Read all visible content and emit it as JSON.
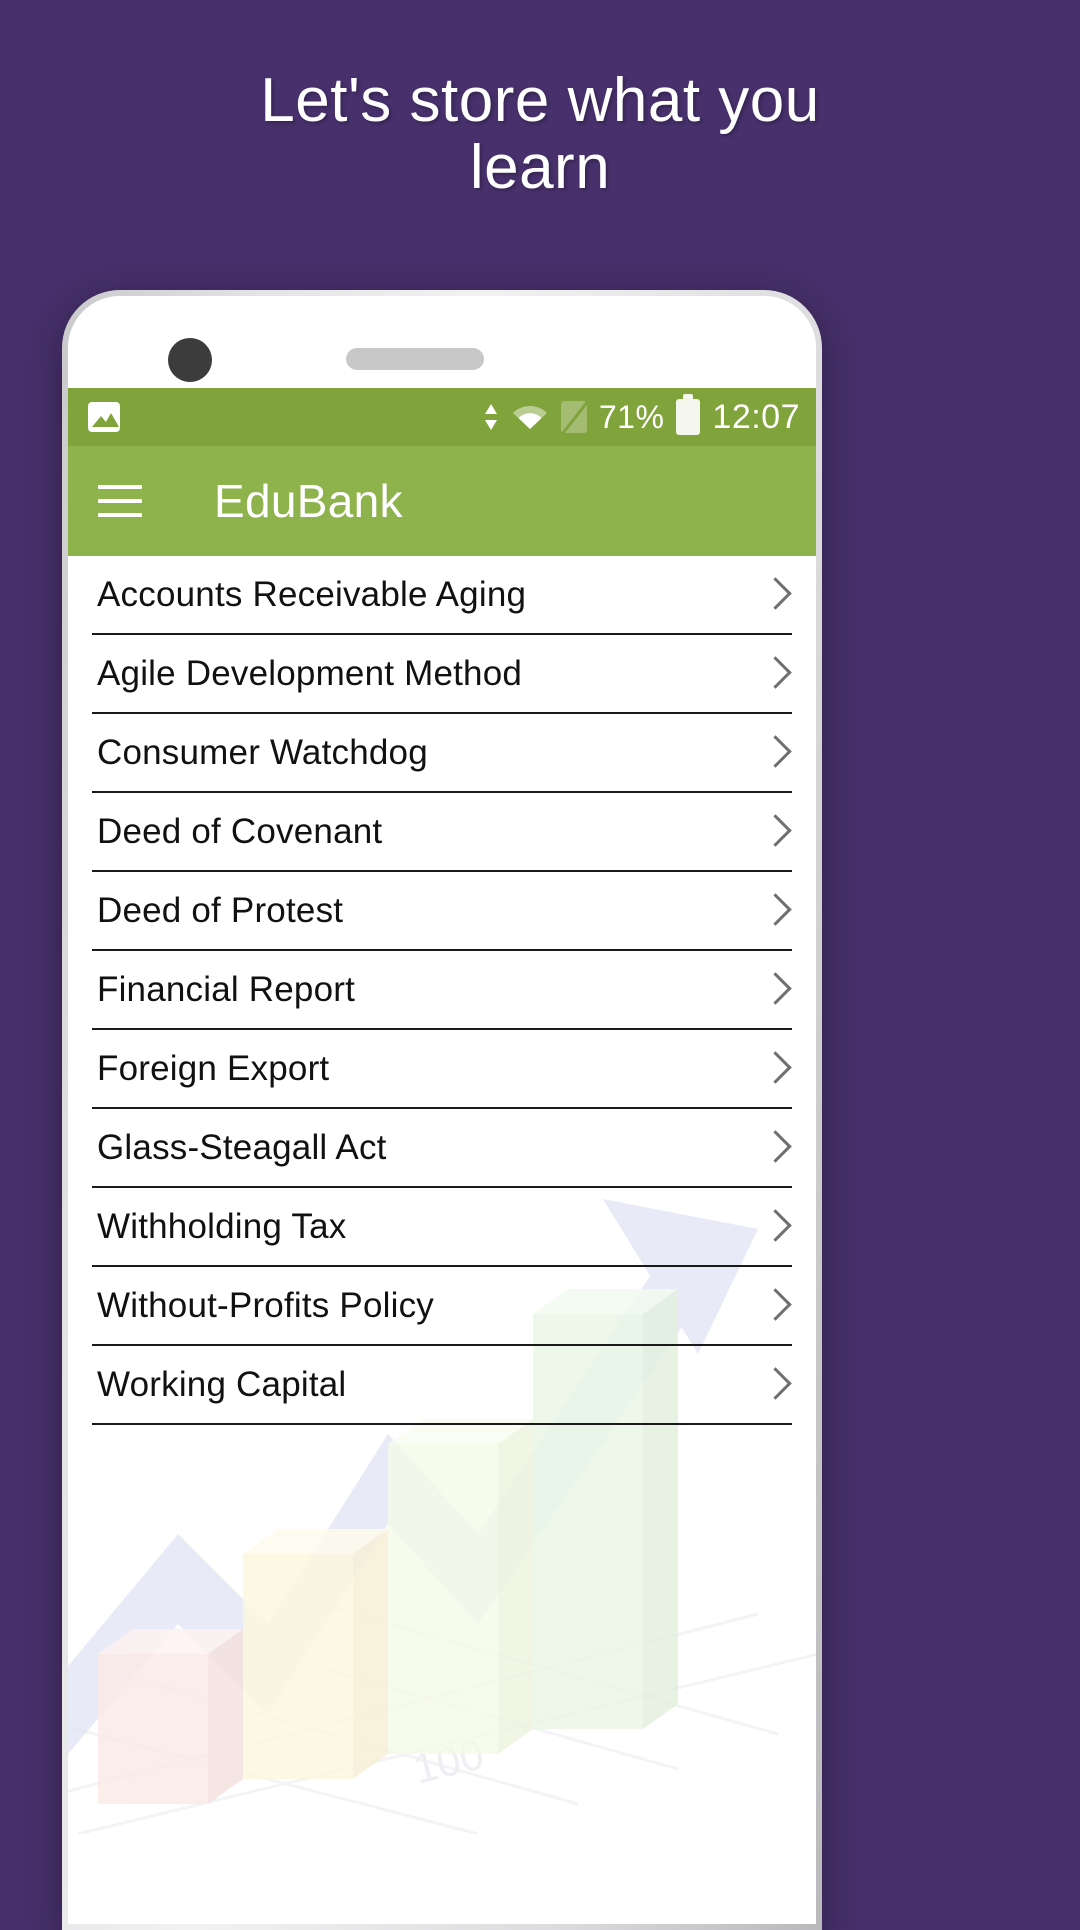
{
  "promo": {
    "headline": "Let's store what you\nlearn",
    "background_color": "#47306b"
  },
  "statusbar": {
    "gallery_icon": "gallery-icon",
    "sync_icon": "sync-arrows-icon",
    "wifi_icon": "wifi-icon",
    "sim_icon": "no-sim-icon",
    "battery_percent": "71%",
    "battery_icon": "battery-icon",
    "time": "12:07",
    "background_color": "#80a33c"
  },
  "appbar": {
    "menu_icon": "hamburger-menu-icon",
    "title": "EduBank",
    "background_color": "#8fb34c"
  },
  "list": {
    "chevron_icon": "chevron-right-icon",
    "items": [
      {
        "label": "Accounts Receivable Aging"
      },
      {
        "label": "Agile Development Method"
      },
      {
        "label": "Consumer Watchdog"
      },
      {
        "label": "Deed of Covenant"
      },
      {
        "label": "Deed of Protest"
      },
      {
        "label": "Financial Report"
      },
      {
        "label": "Foreign Export"
      },
      {
        "label": "Glass-Steagall Act"
      },
      {
        "label": "Withholding Tax"
      },
      {
        "label": "Without-Profits Policy"
      },
      {
        "label": "Working Capital"
      }
    ]
  },
  "watermark": {
    "description": "faint 3d bar chart with rising arrow",
    "axis_label": "100",
    "bar_colors": [
      "#f2c9c4",
      "#f7edb8",
      "#e0f0c6",
      "#c8ecc4"
    ],
    "arrow_color": "#c3c6ec"
  }
}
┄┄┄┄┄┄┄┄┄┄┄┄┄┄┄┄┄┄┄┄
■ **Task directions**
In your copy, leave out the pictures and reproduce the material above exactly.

■ **Answer to this task**
Read all visible content and emit it as JSON.
{
  "promo": {
    "headline": "Let's store what you\nlearn",
    "background_color": "#47306b"
  },
  "statusbar": {
    "gallery_icon": "gallery-icon",
    "sync_icon": "sync-arrows-icon",
    "wifi_icon": "wifi-icon",
    "sim_icon": "no-sim-icon",
    "battery_percent": "71%",
    "battery_icon": "battery-icon",
    "time": "12:07",
    "background_color": "#80a33c"
  },
  "appbar": {
    "menu_icon": "hamburger-menu-icon",
    "title": "EduBank",
    "background_color": "#8fb34c"
  },
  "list": {
    "chevron_icon": "chevron-right-icon",
    "items": [
      {
        "label": "Accounts Receivable Aging"
      },
      {
        "label": "Agile Development Method"
      },
      {
        "label": "Consumer Watchdog"
      },
      {
        "label": "Deed of Covenant"
      },
      {
        "label": "Deed of Protest"
      },
      {
        "label": "Financial Report"
      },
      {
        "label": "Foreign Export"
      },
      {
        "label": "Glass-Steagall Act"
      },
      {
        "label": "Withholding Tax"
      },
      {
        "label": "Without-Profits Policy"
      },
      {
        "label": "Working Capital"
      }
    ]
  },
  "watermark": {
    "description": "faint 3d bar chart with rising arrow",
    "axis_label": "100",
    "bar_colors": [
      "#f2c9c4",
      "#f7edb8",
      "#e0f0c6",
      "#c8ecc4"
    ],
    "arrow_color": "#c3c6ec"
  }
}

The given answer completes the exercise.